August 06, 2012
Record Drought Causes Deer Corn Prices to Skyrocket
By Chad Love
Unless you've won the geographic lottery and are lucky enough to live in one of the few remaining U.S. counties not considered disaster areas, you're probably aware that there's a bit of a drought going on right now.
And when you combine record drought in the nation's corn-producing region with the demands of livestock feed, ethanol production and the river of high-fructose corn syrup that is a staple of the modern diet, that pesky little law of supply and demand starts kicking in. And that means there are a whole lot of corn-fattened deer out there who may have to re-learn how to forage like wild animals this year.
From this story on gosanangelo.com:
Torrid temperatures and poor rainfall in America's heartland are forecast to suck feeder budgets dry as corn prices hit a record high last week.

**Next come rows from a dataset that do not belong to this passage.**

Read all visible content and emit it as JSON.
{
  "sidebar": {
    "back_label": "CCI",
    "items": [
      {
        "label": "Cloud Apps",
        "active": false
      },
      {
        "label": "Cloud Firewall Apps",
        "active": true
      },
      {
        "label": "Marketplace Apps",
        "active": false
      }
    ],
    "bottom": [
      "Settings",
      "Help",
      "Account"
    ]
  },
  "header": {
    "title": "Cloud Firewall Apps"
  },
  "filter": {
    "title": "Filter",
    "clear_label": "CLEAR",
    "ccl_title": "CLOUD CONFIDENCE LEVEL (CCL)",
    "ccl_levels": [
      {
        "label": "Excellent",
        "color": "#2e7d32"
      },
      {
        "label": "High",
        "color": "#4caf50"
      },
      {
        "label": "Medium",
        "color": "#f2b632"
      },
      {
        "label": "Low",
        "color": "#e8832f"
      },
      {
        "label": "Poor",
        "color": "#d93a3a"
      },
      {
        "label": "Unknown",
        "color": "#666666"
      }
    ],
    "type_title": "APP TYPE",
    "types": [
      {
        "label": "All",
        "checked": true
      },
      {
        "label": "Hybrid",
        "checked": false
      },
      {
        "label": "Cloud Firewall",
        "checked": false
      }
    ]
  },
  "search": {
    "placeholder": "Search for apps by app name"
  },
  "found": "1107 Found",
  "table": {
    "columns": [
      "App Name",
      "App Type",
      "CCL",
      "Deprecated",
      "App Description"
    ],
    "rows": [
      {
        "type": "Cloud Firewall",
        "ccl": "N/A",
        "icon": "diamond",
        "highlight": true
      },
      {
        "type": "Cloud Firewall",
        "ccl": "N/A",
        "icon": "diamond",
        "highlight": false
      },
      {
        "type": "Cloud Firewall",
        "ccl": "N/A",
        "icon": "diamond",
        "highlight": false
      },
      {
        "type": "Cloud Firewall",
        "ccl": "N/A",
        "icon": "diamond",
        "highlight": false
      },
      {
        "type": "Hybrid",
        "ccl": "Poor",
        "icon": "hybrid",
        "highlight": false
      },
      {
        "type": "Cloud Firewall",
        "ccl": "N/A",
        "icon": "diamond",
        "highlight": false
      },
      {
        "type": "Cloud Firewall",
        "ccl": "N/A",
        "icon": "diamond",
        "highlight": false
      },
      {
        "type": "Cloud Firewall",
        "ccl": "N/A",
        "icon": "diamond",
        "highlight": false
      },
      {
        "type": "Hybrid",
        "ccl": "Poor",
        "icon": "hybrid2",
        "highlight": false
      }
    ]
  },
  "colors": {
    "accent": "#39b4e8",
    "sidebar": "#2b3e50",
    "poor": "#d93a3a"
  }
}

Ben McCulloch, a San Angelo-area rancher, feeds several tons of corn to the wildlife each season. He is bracing for higher operating costs this hunting season. "My ranches are free-range areas, not high-fenced, and we try to hold our deer with feed," McCulloch said. "It takes about 90 bags of corn each time we fill the sites, and this procedure takes place several times each season." For someone who buys feed by the truckload, last week's record corn price of $8.20 per bushel for September delivery is bad news as the opening of the Texas hunting seasons approaches.
That's right: deer corn, which hunters in a number of states rely on to attract and hold deer to their hunting areas, is, quite simply, going through the roof. Now, without this getting into a debate over the ethics of baiting, this does beg the question: how much is too much before you stop feeding and take your chances with natural browse? Has the price of corn already affected how much you're pouring into your feeders?